- [Requirement]:
How many of the lines below have the word "amount" in them? The answer is that number and nothing more.

- [Information shown]:
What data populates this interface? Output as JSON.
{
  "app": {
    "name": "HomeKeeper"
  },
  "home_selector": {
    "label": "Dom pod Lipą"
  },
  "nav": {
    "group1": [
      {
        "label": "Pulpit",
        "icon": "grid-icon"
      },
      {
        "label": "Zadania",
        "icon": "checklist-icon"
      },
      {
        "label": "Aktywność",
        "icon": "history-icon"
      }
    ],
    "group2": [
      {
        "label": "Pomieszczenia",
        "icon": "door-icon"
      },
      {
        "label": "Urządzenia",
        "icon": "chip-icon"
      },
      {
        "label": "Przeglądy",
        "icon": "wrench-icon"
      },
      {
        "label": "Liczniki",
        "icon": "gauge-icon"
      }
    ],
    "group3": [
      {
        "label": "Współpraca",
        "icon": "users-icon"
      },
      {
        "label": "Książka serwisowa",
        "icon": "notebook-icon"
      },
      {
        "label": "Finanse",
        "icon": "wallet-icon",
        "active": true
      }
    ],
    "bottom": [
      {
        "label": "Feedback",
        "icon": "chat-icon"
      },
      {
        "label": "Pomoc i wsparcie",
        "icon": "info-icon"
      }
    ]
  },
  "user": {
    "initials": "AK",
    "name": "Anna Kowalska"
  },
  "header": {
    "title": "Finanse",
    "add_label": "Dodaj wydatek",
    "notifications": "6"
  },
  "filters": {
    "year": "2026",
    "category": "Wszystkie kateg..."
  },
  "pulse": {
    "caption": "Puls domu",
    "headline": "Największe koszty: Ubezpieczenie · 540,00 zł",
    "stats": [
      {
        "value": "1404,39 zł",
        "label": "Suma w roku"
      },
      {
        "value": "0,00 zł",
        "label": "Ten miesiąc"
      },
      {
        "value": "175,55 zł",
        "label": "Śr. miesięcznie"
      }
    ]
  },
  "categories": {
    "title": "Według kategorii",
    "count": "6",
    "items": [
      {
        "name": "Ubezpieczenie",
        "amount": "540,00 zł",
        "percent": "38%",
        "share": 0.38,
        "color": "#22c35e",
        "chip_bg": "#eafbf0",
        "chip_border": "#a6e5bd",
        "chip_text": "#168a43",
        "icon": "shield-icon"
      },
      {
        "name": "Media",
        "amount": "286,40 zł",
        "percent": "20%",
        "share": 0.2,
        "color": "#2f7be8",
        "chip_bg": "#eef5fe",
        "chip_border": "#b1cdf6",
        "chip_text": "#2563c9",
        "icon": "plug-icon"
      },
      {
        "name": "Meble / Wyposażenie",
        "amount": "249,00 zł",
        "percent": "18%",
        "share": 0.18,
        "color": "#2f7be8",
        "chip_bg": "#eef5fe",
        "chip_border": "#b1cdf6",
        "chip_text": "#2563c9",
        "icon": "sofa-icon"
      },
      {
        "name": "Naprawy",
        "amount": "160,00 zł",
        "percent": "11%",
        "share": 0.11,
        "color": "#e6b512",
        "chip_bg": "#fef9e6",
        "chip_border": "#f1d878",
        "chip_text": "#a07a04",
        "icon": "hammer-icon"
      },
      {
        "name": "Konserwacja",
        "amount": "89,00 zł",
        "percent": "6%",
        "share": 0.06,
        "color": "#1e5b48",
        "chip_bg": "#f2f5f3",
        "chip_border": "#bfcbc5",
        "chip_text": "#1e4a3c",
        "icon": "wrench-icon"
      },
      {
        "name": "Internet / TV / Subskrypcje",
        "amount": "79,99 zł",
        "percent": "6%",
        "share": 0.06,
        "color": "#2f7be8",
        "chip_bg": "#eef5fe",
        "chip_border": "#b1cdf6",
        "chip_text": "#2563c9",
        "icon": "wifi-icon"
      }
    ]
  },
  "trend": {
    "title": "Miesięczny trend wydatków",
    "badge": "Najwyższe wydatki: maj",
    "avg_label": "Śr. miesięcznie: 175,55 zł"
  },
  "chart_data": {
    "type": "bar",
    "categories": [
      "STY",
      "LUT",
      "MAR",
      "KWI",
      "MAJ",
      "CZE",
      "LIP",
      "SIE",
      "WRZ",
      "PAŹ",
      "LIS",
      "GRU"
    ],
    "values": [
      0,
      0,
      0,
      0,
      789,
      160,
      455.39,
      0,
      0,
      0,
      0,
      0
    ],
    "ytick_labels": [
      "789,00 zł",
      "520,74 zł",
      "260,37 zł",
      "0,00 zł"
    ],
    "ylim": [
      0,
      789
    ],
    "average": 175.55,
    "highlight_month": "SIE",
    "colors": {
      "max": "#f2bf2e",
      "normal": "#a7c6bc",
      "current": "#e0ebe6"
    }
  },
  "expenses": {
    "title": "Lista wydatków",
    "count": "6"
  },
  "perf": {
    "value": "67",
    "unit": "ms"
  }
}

- [Answer to this exercise]:
6